Not much though, as Jokic still receives an A; the positives far outweighed the negatives in his case. Named to his second consecutive All-Star game and as an All-NBA selection for the second time, Jokic was Denver’s most valuable player throughout the season. A constant triple-double threat,
Season Highlight: The Joker Leads The Nuggets To Game 7 Against Clips
The first leg of the Nuggets’ last playoff run was led by Murray, whose performances against Utah Jazz guard Donovan Mitchell was must-see TV.
However, the second round — in which Denver faced Kawhi’s Los Angeles Clippers — belonged to Jokic. Joker was simply dominant against both Ivica Zubac and reigning Sixth Man of the Year Montrezl Harrell, putting them through the 36 Chambers of Shaolin on his way to averaging 24.4 points, 13.4 rebounds, 6.6 assists and 1.4 blocks per game against the Clippers.
With the Nuggets looking to complete their second 3-1 comeback in as many playoff series’, Jokic had his best playoff game in Game 6 of the Western Conference semifinals. He recorded game-highs in points (34), rebounds (14) and assists (7); in fact, his 34 points were a playoff career-high.
What’s next for Nikola Jokic
For Jokic to continue his reign as one of the most elite centers in the game, it’s not as if he has to develop some extraordinary skill. It’s not as if he’s going to suddenly stop understanding the game, forget how to utilize his fantastic footwork or pass up on using his preternatural passing ability; those things that make him such a dominant force at center.
However, Jokic does need to work on his game — both tangibles and intangibles.
On the tangible side, Jokic needs to continue to sharpen his shooting touch. At best, Jokic can be described as streaky right now, shooting a substandard percentage from 3-point range in the regular season but being almost unstoppable from the perimeter in the postseason. This is the second straight year he’s done so, which makes it seem as if it’s a question of focus rather than ability.
Jokic will never be an all-world defender but he does need to master defensive effort and communication. That brings me to the intangibles he needs to work on.

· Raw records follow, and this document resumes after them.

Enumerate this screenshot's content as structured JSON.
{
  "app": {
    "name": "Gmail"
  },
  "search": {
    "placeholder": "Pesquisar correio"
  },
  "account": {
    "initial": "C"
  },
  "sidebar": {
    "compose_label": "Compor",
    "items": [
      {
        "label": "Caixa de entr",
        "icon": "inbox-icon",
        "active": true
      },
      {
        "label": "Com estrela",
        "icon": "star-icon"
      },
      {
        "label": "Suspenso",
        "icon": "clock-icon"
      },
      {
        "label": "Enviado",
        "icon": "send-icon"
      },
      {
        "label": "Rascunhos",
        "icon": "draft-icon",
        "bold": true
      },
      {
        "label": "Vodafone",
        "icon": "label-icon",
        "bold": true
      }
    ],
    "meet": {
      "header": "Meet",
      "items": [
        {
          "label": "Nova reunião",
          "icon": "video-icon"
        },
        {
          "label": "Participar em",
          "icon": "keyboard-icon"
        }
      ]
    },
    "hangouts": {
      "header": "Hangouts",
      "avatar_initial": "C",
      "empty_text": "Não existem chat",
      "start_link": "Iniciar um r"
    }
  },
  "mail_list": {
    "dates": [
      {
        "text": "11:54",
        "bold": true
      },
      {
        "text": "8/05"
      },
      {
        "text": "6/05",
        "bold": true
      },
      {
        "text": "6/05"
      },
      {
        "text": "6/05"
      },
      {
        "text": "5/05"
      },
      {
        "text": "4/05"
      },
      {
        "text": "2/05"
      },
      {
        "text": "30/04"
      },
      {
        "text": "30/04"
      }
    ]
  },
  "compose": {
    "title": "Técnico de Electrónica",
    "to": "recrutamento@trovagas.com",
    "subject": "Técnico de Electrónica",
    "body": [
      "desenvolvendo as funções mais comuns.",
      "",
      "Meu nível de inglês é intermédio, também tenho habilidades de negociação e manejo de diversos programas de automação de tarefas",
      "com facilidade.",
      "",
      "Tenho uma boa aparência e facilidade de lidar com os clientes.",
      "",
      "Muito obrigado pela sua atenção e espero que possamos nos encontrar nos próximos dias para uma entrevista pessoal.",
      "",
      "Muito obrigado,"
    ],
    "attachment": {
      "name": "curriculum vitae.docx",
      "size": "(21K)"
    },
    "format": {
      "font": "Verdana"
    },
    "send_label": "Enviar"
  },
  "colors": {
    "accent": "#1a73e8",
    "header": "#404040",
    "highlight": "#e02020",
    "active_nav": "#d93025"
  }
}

Playing professional basketball isn’t easy and it’s understandable for fatigue to be a factor in effort but there are times that Jokic’s effort — either on offense or defense, or both — is lacking from the beginning.
For Jokic, taking the next step simply means continuing to perfect what he’s already good at and to work on the little things.